LT-L: Was Wallace Wicked?
In 1818 William Wallace (LRCSI 1813) founded, funded and opened the doors of the Dublin Infirmary for Diseases of the Skin at 20 Moore Street, the first hospital in the British Empire exclusively devoted to treatment of skin diseases. Wallace and his staff dealt with scabies, leprosy, measles, scarlet fever, ringworm, tuberculosis of the skin, impetigo and venereal diseases which, in the whole, inflicted the lower poorer classes in Dublin. Advice, medicines and medicated baths were all given free of charge.
But why has William Wallace been forgotten?
My proposal falls under the heading of ‘unique and distinctive collections’. It is a very unique collection as not only do we have Wallace’s illustrations of his patients we also have his corresponding casebooks. Both these factors give a much broader medical and social history of Dubliners during this period.
We have already delved into a collaborative creation of an Irish online, open access, digital humanities research resource to support professional training in archives management between the 3U Partnership of Dublin City University and NUI Maynooth. The collection we chose was that of Emily Winifred Dickson (LRCSI 1891) because of her unique and challenging struggle between being a woman in a male dominated medical world. Emily’s collection can be found here http://dickson.rcsi.ie/
We will be digitising the Wallace Collection in the coming year and creating its own stand alone website through HEAnet. This will make these distinctive and, in some cases, grotesque medical illustrations and casebooks available online for study internationally.

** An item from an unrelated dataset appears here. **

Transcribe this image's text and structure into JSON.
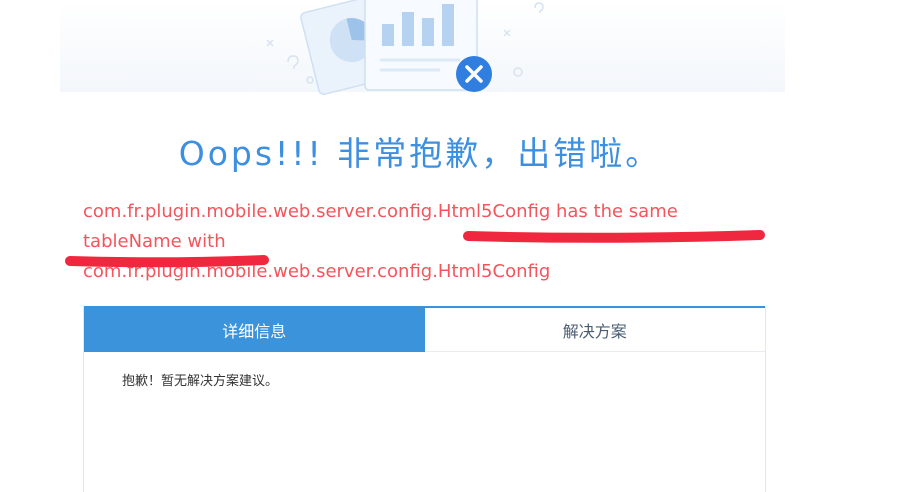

The digital humanities is an area where libraries, archives and special collections unite in presenting their material to a wider and more international audience.